volumes aro now In typo, and It la ex
pected that the rest of tho letters,
which will fill 15 moro volumes, will
appear within tour years.
Switzerland's Silk Production.
Few people probably suspect the
extent to which Switzerland figures
among the Bilk-producing countries of
tho world, which, bo far as Europo Is
concorned, have always been supposed
to bo Franco and Italy, nut Switzer
land exports annually silk to tho valuo
of about $20,000,000, nearly all going
to European countries.
MISS LEOPOLD, SECY
Writes ; " Three Yenrs Ago My Systrtr.
ll'as In a Run-Dawn Condition. I
Owe to re-ru-na My Restoration to
Health and Strength."
MISS RICK A T.HOl'OM), 137 Main
htrcet, Mcnnshu, Wis., Sco'y Lied
crltiunz, writes :
"Three years ago my system wna In
a terrible run-down condition and I whs
broken out nil over my body. I bensin
to be worried about inv condition and I
was glad to try anything which would
"Peruna was recommended to me tn
a fine blood remedy and tonic, mid I
soon found that il'wiia worthy of praise.
"A few bottles changed my Condition
materially and in a bhort time I was
all over my trouble.
"I owe to I'ei una mv restoration to
health ami strength. I am glad to en
Pc-ni-"no Restores Strength.
Mrs. Ilettl" Green, R. It. i. Ink". III.,
writes: "I had catarrh and feltiiii.sera
blc. I he-ran the lif-e of JYruna mid
began to impiovo In every way. My
bead does not hurt me so much, my
appetite Is good nnd l am gaining in
flesh and strength. "
Positively cured by
those lame ruin, i
They also relievo Dis
tress trom Dyspepsia. In
digestion and Too Hearty
Eating. A perfect rem
cdy for Dizziness. Nausea,
Drowsiness Bad Taste
In tho Mouth, Coated
Toncue. Pain In tho Side,
TORPID LIVER. TtUW
regulate the Bowels. Purely Vegetable.
SMALL PILL SMALL DOSE. SMMIPBICL
Genuine Must Bear
DO YOU WANT A JOB? SS'".
railroad ynrrtuiHl wlmrvea of Hun KrunrUcu. Tho
binkaamovcr-lnadttd wilb ilia niunr of ihopeonlo
allium to iut II Into hulldlny. Tho ciiuiiuuiiuKt
kind of labor commands from r.'.TitoWador; rar
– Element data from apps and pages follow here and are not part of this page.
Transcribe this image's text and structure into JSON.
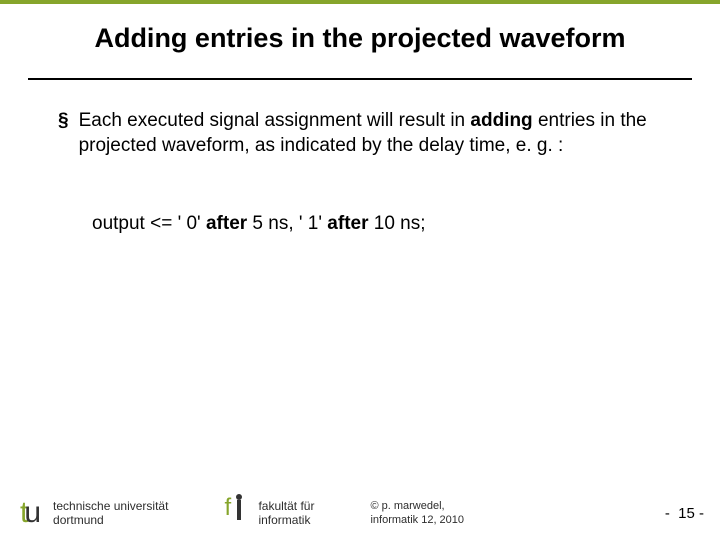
{
  "title": "Adding entries in the projected waveform",
  "bullet": {
    "pre": "Each executed signal assignment will result in ",
    "strong1": "adding",
    "post": " entries in the projected waveform, as indicated by the delay time, e. g. :"
  },
  "code": {
    "p1": "output <= ' 0' ",
    "b1": "after",
    "p2": " 5 ns, ' 1' ",
    "b2": "after",
    "p3": " 10 ns;"
  },
  "footer": {
    "uni_line1": "technische universität",
    "uni_line2": "dortmund",
    "fi_line1": "fakultät für",
    "fi_line2": "informatik",
    "copy_line1": "©  p. marwedel,",
    "copy_line2": "informatik 12,  2010",
    "page": "-  15 -"
  }
}
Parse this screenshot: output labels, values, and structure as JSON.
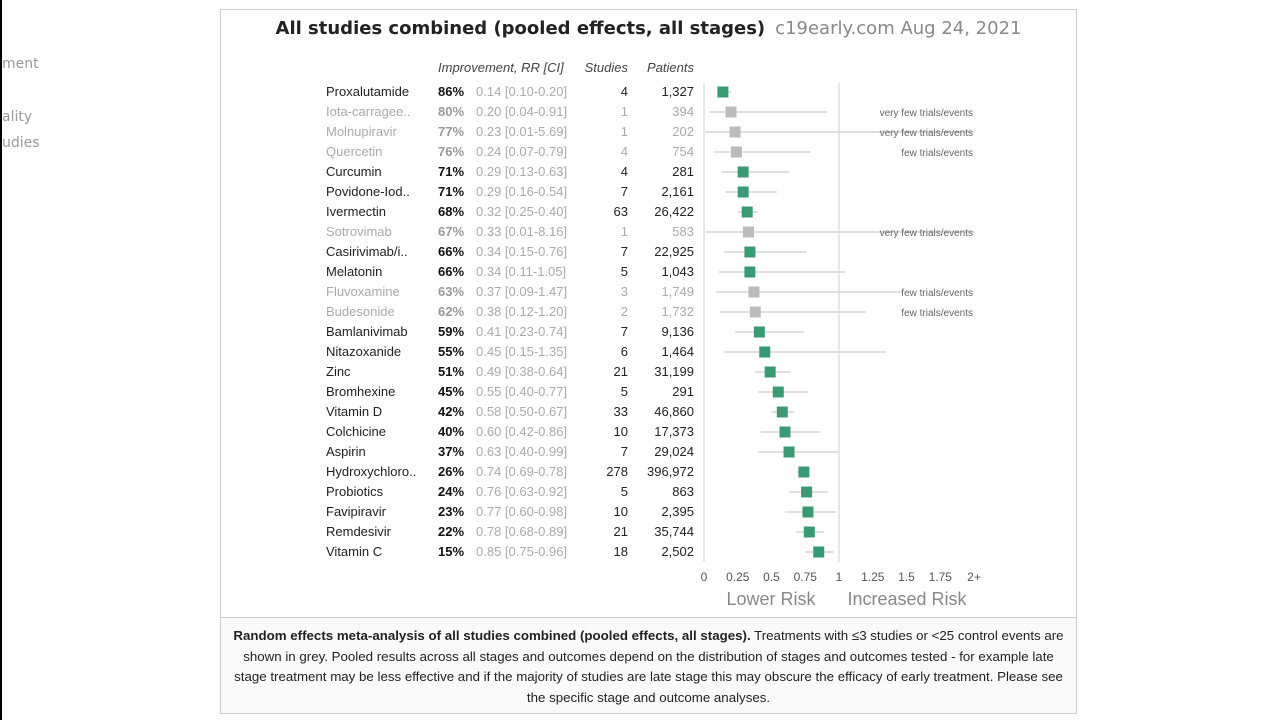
{
  "left_panel": {
    "items": [
      "ment",
      "ality",
      "udies"
    ]
  },
  "header": {
    "title": "All studies combined (pooled effects, all stages)",
    "source": "c19early.com Aug 24, 2021"
  },
  "caption": {
    "bold": "Random effects meta-analysis of all studies combined (pooled effects, all stages).",
    "text": " Treatments with ≤3 studies or <25 control events are shown in grey. Pooled results across all stages and outcomes depend on the distribution of stages and outcomes tested - for example late stage treatment may be less effective and if the majority of studies are late stage this may obscure the efficacy of early treatment. Please see the specific stage and outcome analyses."
  },
  "colors": {
    "significant": "#3a9a74",
    "grey": "#bbbbbb",
    "text": "#222222",
    "muted": "#aaaaaa"
  },
  "chart_data": {
    "type": "forest",
    "columns": [
      "Improvement, RR [CI]",
      "Studies",
      "Patients"
    ],
    "xticks": [
      "0",
      "0.25",
      "0.5",
      "0.75",
      "1",
      "1.25",
      "1.5",
      "1.75",
      "2+"
    ],
    "xlim": [
      0,
      2
    ],
    "reference_line": 1,
    "xlabel_left": "Lower Risk",
    "xlabel_right": "Increased Risk",
    "rows": [
      {
        "name": "Proxalutamide",
        "imp": "86%",
        "rr": 0.14,
        "lo": 0.1,
        "hi": 0.2,
        "ci": "0.14 [0.10-0.20]",
        "studies": "4",
        "patients": "1,327",
        "grey": false,
        "note": ""
      },
      {
        "name": "Iota-carragee..",
        "imp": "80%",
        "rr": 0.2,
        "lo": 0.04,
        "hi": 0.91,
        "ci": "0.20 [0.04-0.91]",
        "studies": "1",
        "patients": "394",
        "grey": true,
        "note": "very few trials/events"
      },
      {
        "name": "Molnupiravir",
        "imp": "77%",
        "rr": 0.23,
        "lo": 0.01,
        "hi": 5.69,
        "ci": "0.23 [0.01-5.69]",
        "studies": "1",
        "patients": "202",
        "grey": true,
        "note": "very few trials/events"
      },
      {
        "name": "Quercetin",
        "imp": "76%",
        "rr": 0.24,
        "lo": 0.07,
        "hi": 0.79,
        "ci": "0.24 [0.07-0.79]",
        "studies": "4",
        "patients": "754",
        "grey": true,
        "note": "few trials/events"
      },
      {
        "name": "Curcumin",
        "imp": "71%",
        "rr": 0.29,
        "lo": 0.13,
        "hi": 0.63,
        "ci": "0.29 [0.13-0.63]",
        "studies": "4",
        "patients": "281",
        "grey": false,
        "note": ""
      },
      {
        "name": "Povidone-Iod..",
        "imp": "71%",
        "rr": 0.29,
        "lo": 0.16,
        "hi": 0.54,
        "ci": "0.29 [0.16-0.54]",
        "studies": "7",
        "patients": "2,161",
        "grey": false,
        "note": ""
      },
      {
        "name": "Ivermectin",
        "imp": "68%",
        "rr": 0.32,
        "lo": 0.25,
        "hi": 0.4,
        "ci": "0.32 [0.25-0.40]",
        "studies": "63",
        "patients": "26,422",
        "grey": false,
        "note": ""
      },
      {
        "name": "Sotrovimab",
        "imp": "67%",
        "rr": 0.33,
        "lo": 0.01,
        "hi": 8.16,
        "ci": "0.33 [0.01-8.16]",
        "studies": "1",
        "patients": "583",
        "grey": true,
        "note": "very few trials/events"
      },
      {
        "name": "Casirivimab/i..",
        "imp": "66%",
        "rr": 0.34,
        "lo": 0.15,
        "hi": 0.76,
        "ci": "0.34 [0.15-0.76]",
        "studies": "7",
        "patients": "22,925",
        "grey": false,
        "note": ""
      },
      {
        "name": "Melatonin",
        "imp": "66%",
        "rr": 0.34,
        "lo": 0.11,
        "hi": 1.05,
        "ci": "0.34 [0.11-1.05]",
        "studies": "5",
        "patients": "1,043",
        "grey": false,
        "note": ""
      },
      {
        "name": "Fluvoxamine",
        "imp": "63%",
        "rr": 0.37,
        "lo": 0.09,
        "hi": 1.47,
        "ci": "0.37 [0.09-1.47]",
        "studies": "3",
        "patients": "1,749",
        "grey": true,
        "note": "few trials/events"
      },
      {
        "name": "Budesonide",
        "imp": "62%",
        "rr": 0.38,
        "lo": 0.12,
        "hi": 1.2,
        "ci": "0.38 [0.12-1.20]",
        "studies": "2",
        "patients": "1,732",
        "grey": true,
        "note": "few trials/events"
      },
      {
        "name": "Bamlanivimab",
        "imp": "59%",
        "rr": 0.41,
        "lo": 0.23,
        "hi": 0.74,
        "ci": "0.41 [0.23-0.74]",
        "studies": "7",
        "patients": "9,136",
        "grey": false,
        "note": ""
      },
      {
        "name": "Nitazoxanide",
        "imp": "55%",
        "rr": 0.45,
        "lo": 0.15,
        "hi": 1.35,
        "ci": "0.45 [0.15-1.35]",
        "studies": "6",
        "patients": "1,464",
        "grey": false,
        "note": ""
      },
      {
        "name": "Zinc",
        "imp": "51%",
        "rr": 0.49,
        "lo": 0.38,
        "hi": 0.64,
        "ci": "0.49 [0.38-0.64]",
        "studies": "21",
        "patients": "31,199",
        "grey": false,
        "note": ""
      },
      {
        "name": "Bromhexine",
        "imp": "45%",
        "rr": 0.55,
        "lo": 0.4,
        "hi": 0.77,
        "ci": "0.55 [0.40-0.77]",
        "studies": "5",
        "patients": "291",
        "grey": false,
        "note": ""
      },
      {
        "name": "Vitamin D",
        "imp": "42%",
        "rr": 0.58,
        "lo": 0.5,
        "hi": 0.67,
        "ci": "0.58 [0.50-0.67]",
        "studies": "33",
        "patients": "46,860",
        "grey": false,
        "note": ""
      },
      {
        "name": "Colchicine",
        "imp": "40%",
        "rr": 0.6,
        "lo": 0.42,
        "hi": 0.86,
        "ci": "0.60 [0.42-0.86]",
        "studies": "10",
        "patients": "17,373",
        "grey": false,
        "note": ""
      },
      {
        "name": "Aspirin",
        "imp": "37%",
        "rr": 0.63,
        "lo": 0.4,
        "hi": 0.99,
        "ci": "0.63 [0.40-0.99]",
        "studies": "7",
        "patients": "29,024",
        "grey": false,
        "note": ""
      },
      {
        "name": "Hydroxychloro..",
        "imp": "26%",
        "rr": 0.74,
        "lo": 0.69,
        "hi": 0.78,
        "ci": "0.74 [0.69-0.78]",
        "studies": "278",
        "patients": "396,972",
        "grey": false,
        "note": ""
      },
      {
        "name": "Probiotics",
        "imp": "24%",
        "rr": 0.76,
        "lo": 0.63,
        "hi": 0.92,
        "ci": "0.76 [0.63-0.92]",
        "studies": "5",
        "patients": "863",
        "grey": false,
        "note": ""
      },
      {
        "name": "Favipiravir",
        "imp": "23%",
        "rr": 0.77,
        "lo": 0.6,
        "hi": 0.98,
        "ci": "0.77 [0.60-0.98]",
        "studies": "10",
        "patients": "2,395",
        "grey": false,
        "note": ""
      },
      {
        "name": "Remdesivir",
        "imp": "22%",
        "rr": 0.78,
        "lo": 0.68,
        "hi": 0.89,
        "ci": "0.78 [0.68-0.89]",
        "studies": "21",
        "patients": "35,744",
        "grey": false,
        "note": ""
      },
      {
        "name": "Vitamin C",
        "imp": "15%",
        "rr": 0.85,
        "lo": 0.75,
        "hi": 0.96,
        "ci": "0.85 [0.75-0.96]",
        "studies": "18",
        "patients": "2,502",
        "grey": false,
        "note": ""
      }
    ]
  }
}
ueniorn not f rum H loW udar ; bricklayer nnd i Iuh
tarer f rom Vi MIIGadur, I ' T'u wn nulm fiirti direct
IMIr lolliolll'KEAlnir I'itiu.khv. II. Ml. Union
Trim llldg., Han t'ranclico, undin-l full iarllcularl.
".r:.h.l Thoupwn's Eire Water
A. N. K. B (190634) 2140.
Ovir Thirty Yiars
Til Kind Yon Hm Always Bought
TT awaaav aar, ! am.